I can almost understand why people without faith believe that standing your ground is important and correct, but what I cannot understand is how anyone in the faith community could even begin to endorse a law like this.

Stand your ground laws help to legitimize prejudices, assumptions, and stereotypes.  It is not surprising that both of the dead teens happen to be black.  It is this is population that has been victimized most by society’s irrational fears.

We are not going to get past things like racism, prejudice, and fear by creating space for justifiable murder.  If anything, allowing civilians to arm themselves makes these issues more contencious.

Martin Luther King Jr., Gandhi, Desmond Tutu, and Jesus had it right all along.  Swords and guns must be transformed into instruments of peace.  When we arm each other it becomes too easy to let fear dictate our actions and fear too often leads to unwarranted violence.

Drawing lines

Why is it so important to draw lines in the sand?  Too many people enjoy the illusion that the world can easily be divided into two camps - friend or enemy; republican or democrat; right or wrong; saint or sinner.  It feels good and right to declare that people are either with us or against us.  Why do things like change, diversity and difference scare us so much?  Is it possible that we are hard wired to be afraid of diversity in ethnicity, faith, politics and ideological points of view? Concepts like middle ground, compromise and grey areas are all too often seen as positions which immature or unenlightened folks take.  If the definition of maturity includes fear of diversity and an unwillingness to change my mind, then I am not interested in maturity.

Could it be that the opposite is true?  Immature people draw lines, never change their mind, and want the world to be full of people who look the same, believe the same and think the same.

Why would anyone vote for a politician who refuses to change their stance?  Why go to a church where the pastor(s) never grow in their understanding of theology, God and what the church is called to?  What fun is it living in a community where everyone looks the same or eats the same food or worships in the same way?

I like the Apostle Paul’s image of the body in 1 Corinthians 12.  We are not all the same.  As a matter of fact it is our differences that make us one!  Embracing differences (diversity) means that any lines we draw should be easily erased and moved because chances are we should not have drawn the line in the first place.

Can you imagine a world where compromise was the norm?  Church would be healthy and healing, politics would be helpful and honest, and battles over religion would be non-existent.

Unfinished

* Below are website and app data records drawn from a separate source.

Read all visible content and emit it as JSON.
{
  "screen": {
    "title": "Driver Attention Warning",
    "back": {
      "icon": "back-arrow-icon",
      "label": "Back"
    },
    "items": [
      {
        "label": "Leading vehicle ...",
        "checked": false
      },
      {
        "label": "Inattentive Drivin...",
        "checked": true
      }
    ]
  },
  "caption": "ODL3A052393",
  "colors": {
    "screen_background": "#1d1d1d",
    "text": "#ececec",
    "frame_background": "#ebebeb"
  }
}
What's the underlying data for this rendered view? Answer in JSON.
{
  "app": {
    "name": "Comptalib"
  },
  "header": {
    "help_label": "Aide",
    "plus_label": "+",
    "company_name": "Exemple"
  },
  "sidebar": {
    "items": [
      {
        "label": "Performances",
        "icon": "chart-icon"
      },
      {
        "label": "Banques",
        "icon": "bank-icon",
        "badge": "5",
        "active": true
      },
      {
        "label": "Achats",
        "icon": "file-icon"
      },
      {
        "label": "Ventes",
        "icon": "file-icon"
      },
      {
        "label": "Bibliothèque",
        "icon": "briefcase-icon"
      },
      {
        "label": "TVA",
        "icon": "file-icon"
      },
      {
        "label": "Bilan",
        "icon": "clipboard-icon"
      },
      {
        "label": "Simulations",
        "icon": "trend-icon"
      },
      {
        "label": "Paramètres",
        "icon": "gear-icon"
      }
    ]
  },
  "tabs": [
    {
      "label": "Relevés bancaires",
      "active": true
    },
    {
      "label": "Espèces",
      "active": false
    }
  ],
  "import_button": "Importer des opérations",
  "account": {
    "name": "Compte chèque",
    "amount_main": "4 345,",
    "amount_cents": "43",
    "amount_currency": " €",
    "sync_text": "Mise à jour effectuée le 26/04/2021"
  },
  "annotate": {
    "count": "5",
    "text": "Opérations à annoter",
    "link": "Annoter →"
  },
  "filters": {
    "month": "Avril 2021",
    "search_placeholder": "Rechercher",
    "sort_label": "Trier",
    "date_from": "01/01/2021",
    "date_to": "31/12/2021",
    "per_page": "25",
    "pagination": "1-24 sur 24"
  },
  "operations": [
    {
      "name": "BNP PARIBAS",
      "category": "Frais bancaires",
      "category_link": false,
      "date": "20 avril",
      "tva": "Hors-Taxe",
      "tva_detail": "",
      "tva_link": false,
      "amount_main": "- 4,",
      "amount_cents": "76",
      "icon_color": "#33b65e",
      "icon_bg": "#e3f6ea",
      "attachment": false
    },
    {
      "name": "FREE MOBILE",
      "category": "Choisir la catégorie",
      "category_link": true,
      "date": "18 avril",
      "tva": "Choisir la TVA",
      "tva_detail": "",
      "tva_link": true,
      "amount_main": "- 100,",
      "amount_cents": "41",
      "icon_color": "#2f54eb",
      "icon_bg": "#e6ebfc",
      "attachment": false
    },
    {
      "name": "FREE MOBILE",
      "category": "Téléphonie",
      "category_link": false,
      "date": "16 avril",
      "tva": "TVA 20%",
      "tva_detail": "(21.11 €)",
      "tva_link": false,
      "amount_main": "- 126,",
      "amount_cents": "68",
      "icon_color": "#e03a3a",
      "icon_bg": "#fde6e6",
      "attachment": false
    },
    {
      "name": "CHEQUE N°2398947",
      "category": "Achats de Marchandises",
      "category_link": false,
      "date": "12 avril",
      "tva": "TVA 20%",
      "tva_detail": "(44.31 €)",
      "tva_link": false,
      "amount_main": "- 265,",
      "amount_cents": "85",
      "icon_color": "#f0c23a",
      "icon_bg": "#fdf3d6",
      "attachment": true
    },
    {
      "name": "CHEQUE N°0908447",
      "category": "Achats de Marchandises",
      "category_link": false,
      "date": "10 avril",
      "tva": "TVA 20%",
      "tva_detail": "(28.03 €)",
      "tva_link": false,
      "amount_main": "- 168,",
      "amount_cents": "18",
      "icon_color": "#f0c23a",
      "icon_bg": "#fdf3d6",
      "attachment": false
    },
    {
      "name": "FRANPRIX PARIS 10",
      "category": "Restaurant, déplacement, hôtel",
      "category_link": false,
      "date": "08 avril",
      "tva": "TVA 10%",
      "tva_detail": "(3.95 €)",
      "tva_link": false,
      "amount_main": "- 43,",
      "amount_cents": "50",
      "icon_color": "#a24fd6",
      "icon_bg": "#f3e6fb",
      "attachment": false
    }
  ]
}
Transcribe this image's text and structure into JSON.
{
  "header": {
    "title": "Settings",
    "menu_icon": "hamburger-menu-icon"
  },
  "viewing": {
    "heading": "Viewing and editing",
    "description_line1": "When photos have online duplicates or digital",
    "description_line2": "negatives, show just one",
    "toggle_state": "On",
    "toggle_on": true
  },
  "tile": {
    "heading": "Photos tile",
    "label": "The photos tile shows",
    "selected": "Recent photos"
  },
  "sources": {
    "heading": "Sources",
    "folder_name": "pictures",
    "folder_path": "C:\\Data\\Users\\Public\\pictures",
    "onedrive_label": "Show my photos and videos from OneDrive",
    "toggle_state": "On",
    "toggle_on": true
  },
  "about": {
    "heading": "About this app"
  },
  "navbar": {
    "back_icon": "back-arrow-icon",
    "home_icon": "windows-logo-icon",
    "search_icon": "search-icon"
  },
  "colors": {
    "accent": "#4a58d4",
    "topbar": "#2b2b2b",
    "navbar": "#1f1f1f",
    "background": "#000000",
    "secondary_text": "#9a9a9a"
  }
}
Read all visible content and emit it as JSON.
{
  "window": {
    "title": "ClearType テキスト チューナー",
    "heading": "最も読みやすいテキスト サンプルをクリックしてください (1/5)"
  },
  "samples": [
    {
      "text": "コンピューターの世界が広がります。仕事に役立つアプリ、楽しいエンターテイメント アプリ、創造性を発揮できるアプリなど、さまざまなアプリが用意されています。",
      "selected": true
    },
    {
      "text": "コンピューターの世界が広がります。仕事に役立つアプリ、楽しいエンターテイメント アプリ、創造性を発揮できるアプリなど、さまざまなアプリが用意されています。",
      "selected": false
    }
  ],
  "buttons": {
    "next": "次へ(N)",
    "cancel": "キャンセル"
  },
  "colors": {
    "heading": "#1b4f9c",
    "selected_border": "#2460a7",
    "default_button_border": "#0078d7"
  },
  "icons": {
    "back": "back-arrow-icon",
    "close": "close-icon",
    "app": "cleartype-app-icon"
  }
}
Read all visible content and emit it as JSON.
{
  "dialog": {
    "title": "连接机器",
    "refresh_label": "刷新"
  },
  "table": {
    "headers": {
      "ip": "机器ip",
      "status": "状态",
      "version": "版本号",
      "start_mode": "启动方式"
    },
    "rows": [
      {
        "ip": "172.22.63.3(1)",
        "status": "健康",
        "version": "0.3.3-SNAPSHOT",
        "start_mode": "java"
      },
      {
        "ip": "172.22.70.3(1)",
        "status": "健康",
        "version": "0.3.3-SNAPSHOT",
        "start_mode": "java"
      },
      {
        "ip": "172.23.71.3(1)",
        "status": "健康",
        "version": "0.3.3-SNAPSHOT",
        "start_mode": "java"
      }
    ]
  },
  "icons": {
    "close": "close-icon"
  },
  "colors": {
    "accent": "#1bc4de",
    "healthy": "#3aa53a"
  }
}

I like Jonah.  A grumpy Old Testament prophet – he was asked by God to speak to his enemy.  Jonah didn’t like the idea so he runs (sails) in the opposite direction.  God sends a storm and transportation (belly of a fish) back to Nineveh.  Jonah preaches a short sermon, the enemy responds, God forgives and Jonah is upset, mostly with God for being so forgiving. I like the messiness of this story.  The anger and frustration directed at God is almost comforting.  Jonah is 100% human.  He helps me to feel less guilty when I get mad at God.

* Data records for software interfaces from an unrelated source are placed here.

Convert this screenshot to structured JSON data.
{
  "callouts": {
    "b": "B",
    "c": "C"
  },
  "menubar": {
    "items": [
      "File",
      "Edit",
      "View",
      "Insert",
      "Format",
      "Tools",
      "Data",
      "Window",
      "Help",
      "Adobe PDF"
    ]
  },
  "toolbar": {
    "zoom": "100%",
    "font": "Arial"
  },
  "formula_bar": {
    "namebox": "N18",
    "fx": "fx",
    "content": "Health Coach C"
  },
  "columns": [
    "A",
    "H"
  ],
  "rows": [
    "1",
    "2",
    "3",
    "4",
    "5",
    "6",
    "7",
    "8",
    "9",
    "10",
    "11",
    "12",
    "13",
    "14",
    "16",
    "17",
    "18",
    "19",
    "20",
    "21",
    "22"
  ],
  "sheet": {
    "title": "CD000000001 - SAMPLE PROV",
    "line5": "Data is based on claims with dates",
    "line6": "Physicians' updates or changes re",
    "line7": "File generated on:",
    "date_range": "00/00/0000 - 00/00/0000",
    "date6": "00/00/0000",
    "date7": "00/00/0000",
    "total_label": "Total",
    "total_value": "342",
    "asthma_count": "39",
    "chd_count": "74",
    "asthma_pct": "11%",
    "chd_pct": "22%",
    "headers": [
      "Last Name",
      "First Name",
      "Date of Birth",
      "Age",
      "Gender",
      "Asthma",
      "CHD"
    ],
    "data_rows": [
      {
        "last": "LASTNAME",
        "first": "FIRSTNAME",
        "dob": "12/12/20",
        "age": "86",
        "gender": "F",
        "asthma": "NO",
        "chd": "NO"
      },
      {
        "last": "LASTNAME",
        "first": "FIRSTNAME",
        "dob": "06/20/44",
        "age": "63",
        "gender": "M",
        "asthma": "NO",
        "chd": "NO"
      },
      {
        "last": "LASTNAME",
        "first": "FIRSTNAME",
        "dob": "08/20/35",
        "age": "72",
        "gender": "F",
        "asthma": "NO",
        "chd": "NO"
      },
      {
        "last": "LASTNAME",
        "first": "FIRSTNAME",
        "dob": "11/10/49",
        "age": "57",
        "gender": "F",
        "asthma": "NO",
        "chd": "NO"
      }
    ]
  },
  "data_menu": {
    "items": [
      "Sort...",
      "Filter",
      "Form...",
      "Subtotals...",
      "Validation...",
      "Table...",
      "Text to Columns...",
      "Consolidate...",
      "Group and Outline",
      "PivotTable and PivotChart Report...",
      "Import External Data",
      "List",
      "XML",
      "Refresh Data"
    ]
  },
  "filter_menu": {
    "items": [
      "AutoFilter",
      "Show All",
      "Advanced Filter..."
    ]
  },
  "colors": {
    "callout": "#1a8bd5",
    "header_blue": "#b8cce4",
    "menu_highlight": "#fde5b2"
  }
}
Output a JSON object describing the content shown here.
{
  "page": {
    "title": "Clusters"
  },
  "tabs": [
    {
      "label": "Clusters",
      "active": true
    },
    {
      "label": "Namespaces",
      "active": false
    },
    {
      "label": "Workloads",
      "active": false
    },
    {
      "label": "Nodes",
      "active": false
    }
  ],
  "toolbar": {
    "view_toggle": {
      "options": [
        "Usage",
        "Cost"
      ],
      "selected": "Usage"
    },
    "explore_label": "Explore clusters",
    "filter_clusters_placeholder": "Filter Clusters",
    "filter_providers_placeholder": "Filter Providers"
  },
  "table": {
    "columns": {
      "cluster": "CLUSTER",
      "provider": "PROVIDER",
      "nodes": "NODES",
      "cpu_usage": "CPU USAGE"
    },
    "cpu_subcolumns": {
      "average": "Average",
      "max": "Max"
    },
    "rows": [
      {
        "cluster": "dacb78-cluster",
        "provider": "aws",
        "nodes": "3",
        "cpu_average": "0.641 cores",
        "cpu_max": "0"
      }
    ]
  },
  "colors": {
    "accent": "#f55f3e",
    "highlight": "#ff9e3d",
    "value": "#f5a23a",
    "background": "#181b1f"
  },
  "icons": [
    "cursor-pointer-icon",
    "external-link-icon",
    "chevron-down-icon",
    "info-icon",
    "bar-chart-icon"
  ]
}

The best part of this story is not “the miracle in the fish” but rather that it is an unfinished story.  We are never told what happens to Jonah.  Does he turn into a bitter grumpy prophet or does his heart soften?  Did Jonah and God make-up?

Like Jonah, we are also unfinished stories.  In this there is hope.  Tragedy is not a forgone conclusion; triumph is still possible.

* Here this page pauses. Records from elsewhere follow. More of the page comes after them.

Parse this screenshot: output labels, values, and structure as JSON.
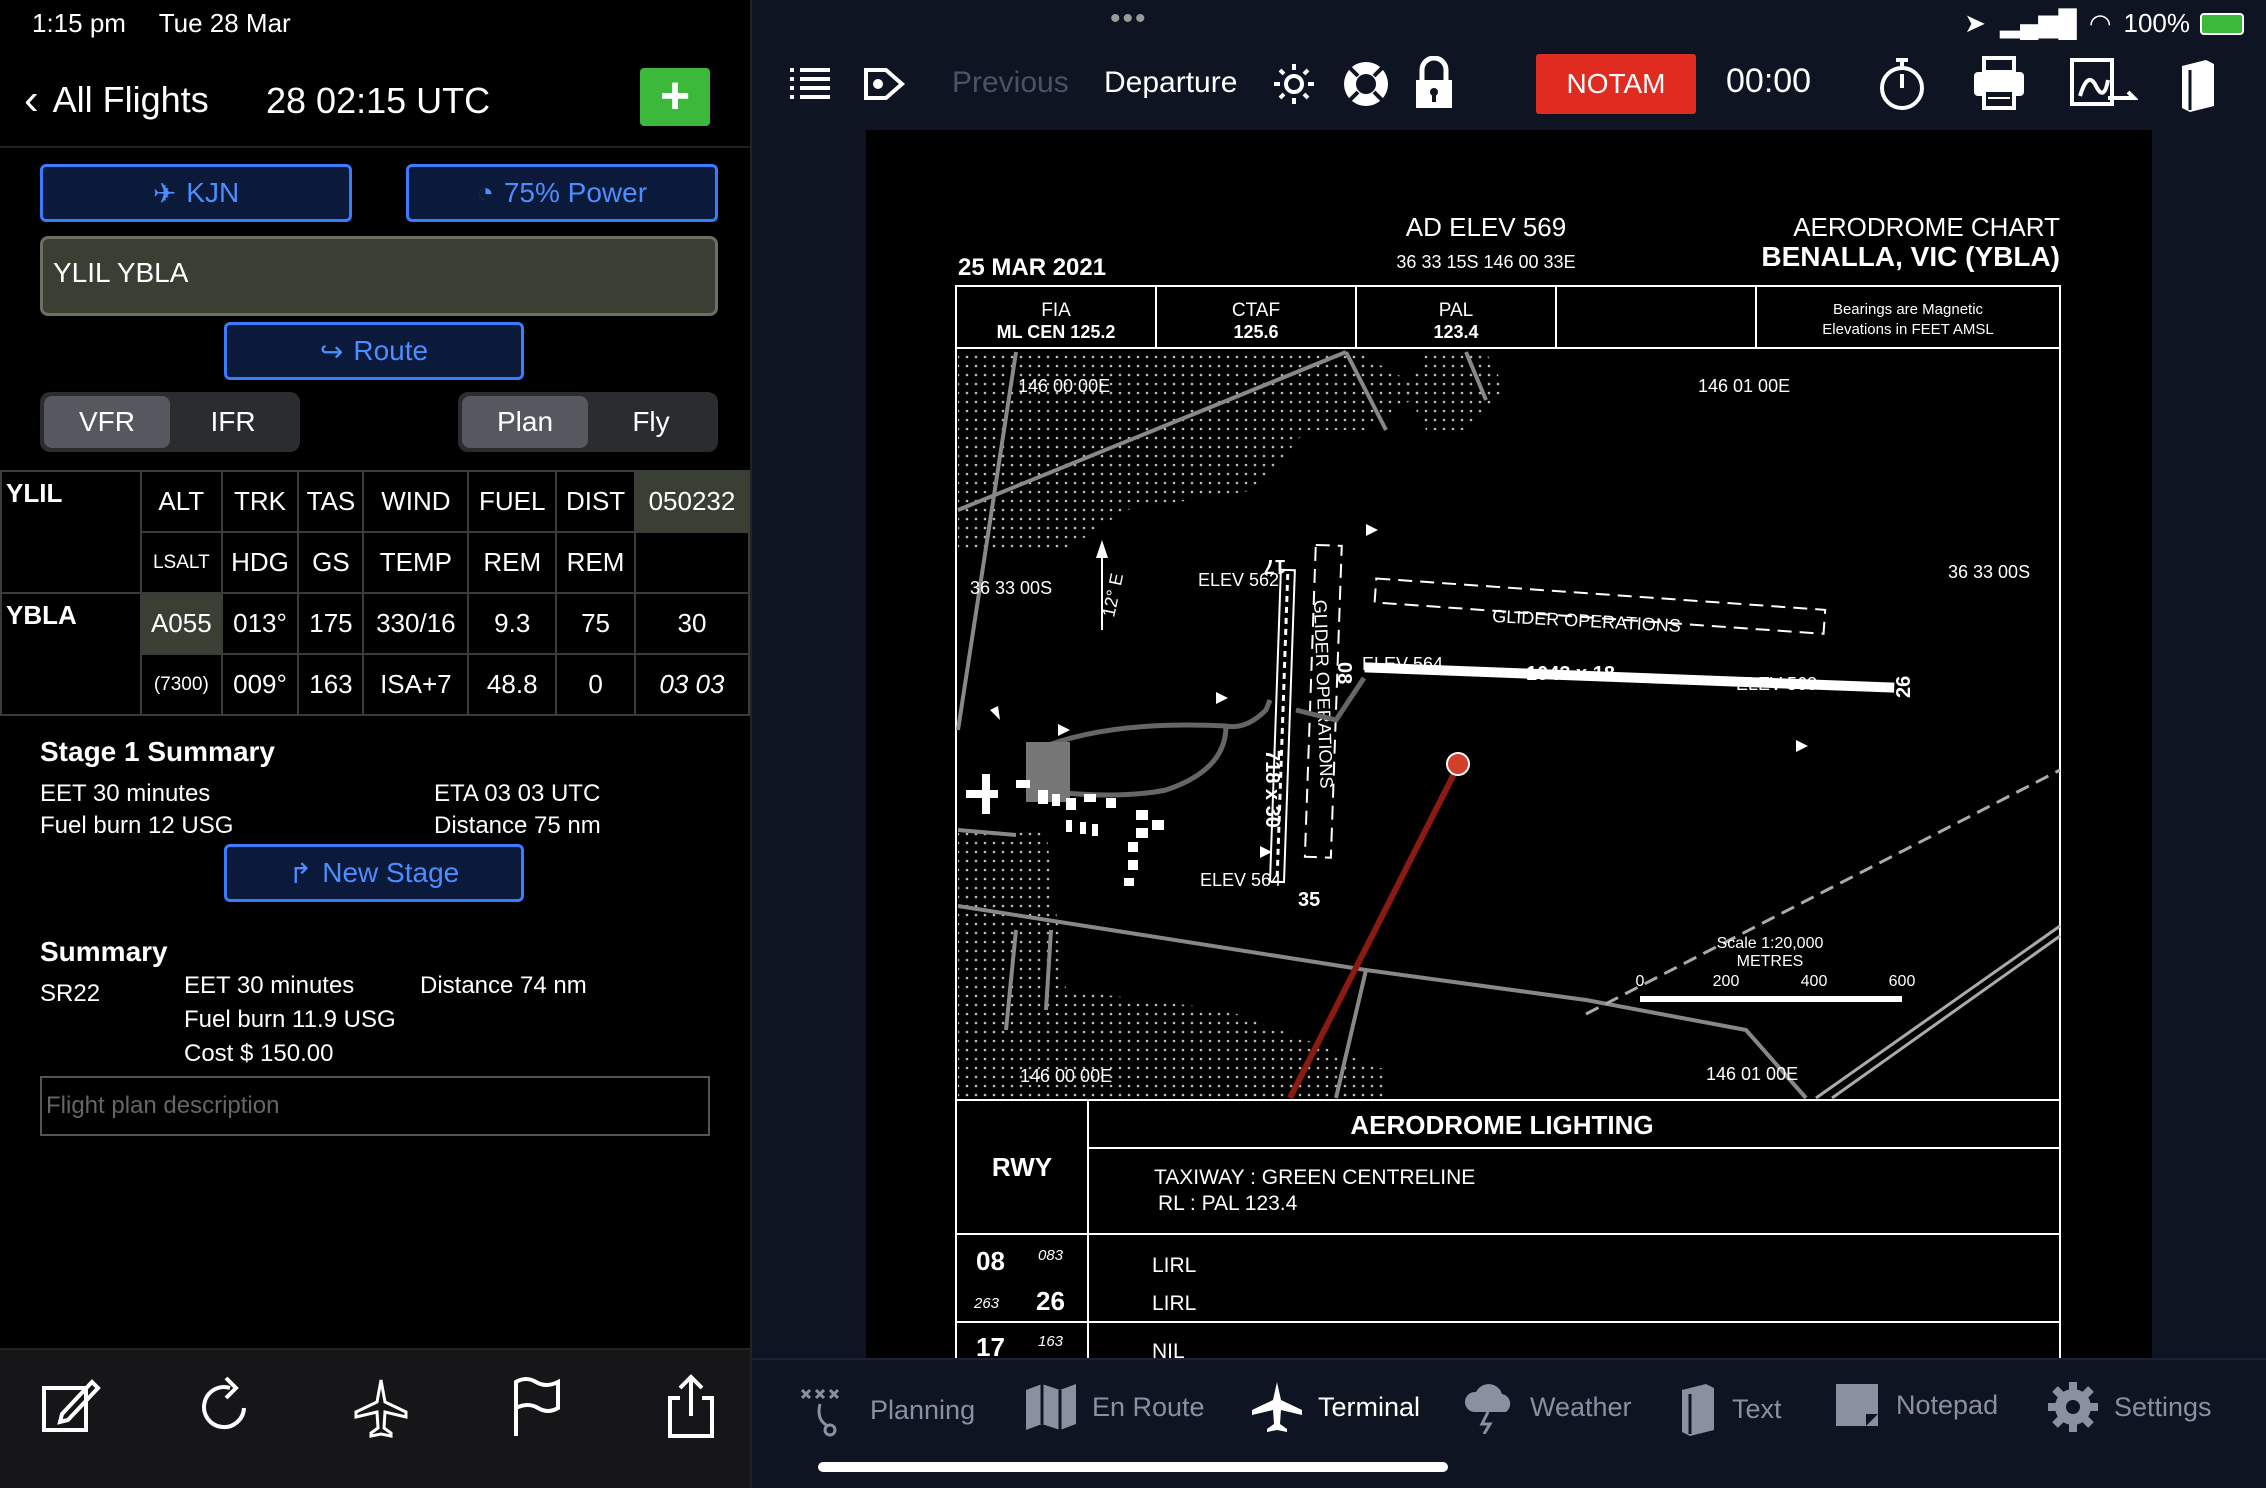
{
  "status": {
    "time": "1:15 pm",
    "date": "Tue 28 Mar",
    "battery": "100%"
  },
  "nav": {
    "back_label": "All Flights",
    "utc": "28 02:15 UTC",
    "add_label": "+"
  },
  "flight": {
    "aircraft_btn": "KJN",
    "power_btn": "75% Power",
    "route_text": "YLIL YBLA",
    "route_btn": "Route",
    "rules": [
      "VFR",
      "IFR"
    ],
    "rules_selected": "VFR",
    "mode": [
      "Plan",
      "Fly"
    ],
    "mode_selected": "Plan"
  },
  "log": {
    "from": "YLIL",
    "to": "YBLA",
    "head1": [
      "ALT",
      "TRK",
      "TAS",
      "WIND",
      "FUEL",
      "DIST",
      "050232"
    ],
    "head2": [
      "LSALT",
      "HDG",
      "GS",
      "TEMP",
      "REM",
      "REM",
      ""
    ],
    "row1": [
      "A055",
      "013°",
      "175",
      "330/16",
      "9.3",
      "75",
      "30"
    ],
    "row2": [
      "(7300)",
      "009°",
      "163",
      "ISA+7",
      "48.8",
      "0",
      "03 03"
    ]
  },
  "stage": {
    "title": "Stage 1 Summary",
    "eet": "EET 30 minutes",
    "eta": "ETA 03 03 UTC",
    "fuel": "Fuel burn 12 USG",
    "dist": "Distance 75 nm",
    "new_stage_btn": "New Stage"
  },
  "summary": {
    "title": "Summary",
    "aircraft": "SR22",
    "eet": "EET 30 minutes",
    "dist": "Distance 74 nm",
    "fuel": "Fuel burn 11.9 USG",
    "cost": "Cost $ 150.00",
    "desc_placeholder": "Flight plan description"
  },
  "toolbar": {
    "previous": "Previous",
    "title": "Departure",
    "notam": "NOTAM",
    "timer": "00:00"
  },
  "chart": {
    "date": "25 MAR 2021",
    "ad_elev": "AD ELEV 569",
    "coords": "36 33 15S 146 00 33E",
    "type": "AERODROME CHART",
    "name": "BENALLA, VIC (YBLA)",
    "freq": [
      {
        "label": "FIA",
        "value": "ML CEN 125.2"
      },
      {
        "label": "CTAF",
        "value": "125.6"
      },
      {
        "label": "PAL",
        "value": "123.4"
      },
      {
        "label": "",
        "value": ""
      }
    ],
    "note1": "Bearings are Magnetic",
    "note2": "Elevations in FEET AMSL",
    "lon_left": "146 00 00E",
    "lon_right": "146 01 00E",
    "lat_left": "36 33 00S",
    "lat_right": "36 33 00S",
    "var": "12° E",
    "elev562": "ELEV 562",
    "elev564a": "ELEV 564",
    "elev564b": "ELEV 564",
    "elev568": "ELEV 568",
    "rwy_main": "1043 x 18",
    "rwy_cross": "718 x 30",
    "glider1": "GLIDER OPERATIONS",
    "glider2": "GLIDER OPERATIONS",
    "rw08": "08",
    "rw26": "26",
    "rw17": "17",
    "rw35": "35",
    "scale": "Scale 1:20,000",
    "metres": "METRES",
    "scale_ticks": [
      "0",
      "200",
      "400",
      "600"
    ],
    "lighting_title": "AERODROME LIGHTING",
    "rwy_head": "RWY",
    "taxi": "TAXIWAY : GREEN CENTRELINE",
    "rl": "RL           : PAL 123.4",
    "lighting": [
      {
        "rwy": "08",
        "brg": "083",
        "light": "LIRL"
      },
      {
        "rwy": "26",
        "brg": "263",
        "light": "LIRL"
      },
      {
        "rwy": "17",
        "brg": "163",
        "light": "NIL"
      }
    ]
  },
  "tabs": [
    "Planning",
    "En Route",
    "Terminal",
    "Weather",
    "Text",
    "Notepad",
    "Settings"
  ],
  "tab_selected": "Terminal",
  "colors": {
    "accent": "#3a7bff",
    "notam": "#e02b20",
    "add": "#3cb83a"
  }
}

Jonah helps us to understand what it means to be a Christian.  People who define themselves as Christian must respect the “unfinishedness” of other people.  As long as someone is unfinished there is the possibility for the story to end well.

There is a sense in which Christians are called to be eternal optimists.  Writing people off as too lost, evil or sinful cannot be a Christian option.  Yes, this has political implications.  When leaders use “enemy” as a way to define persons or countries they are acting in ways that are anti-Christian.

Jonah closes with a grumpy prophet sitting outside the gates of the city, waiting for God to finally understand that some people are so bad that they are beyond forgiveness.  I wonder who won that discussion?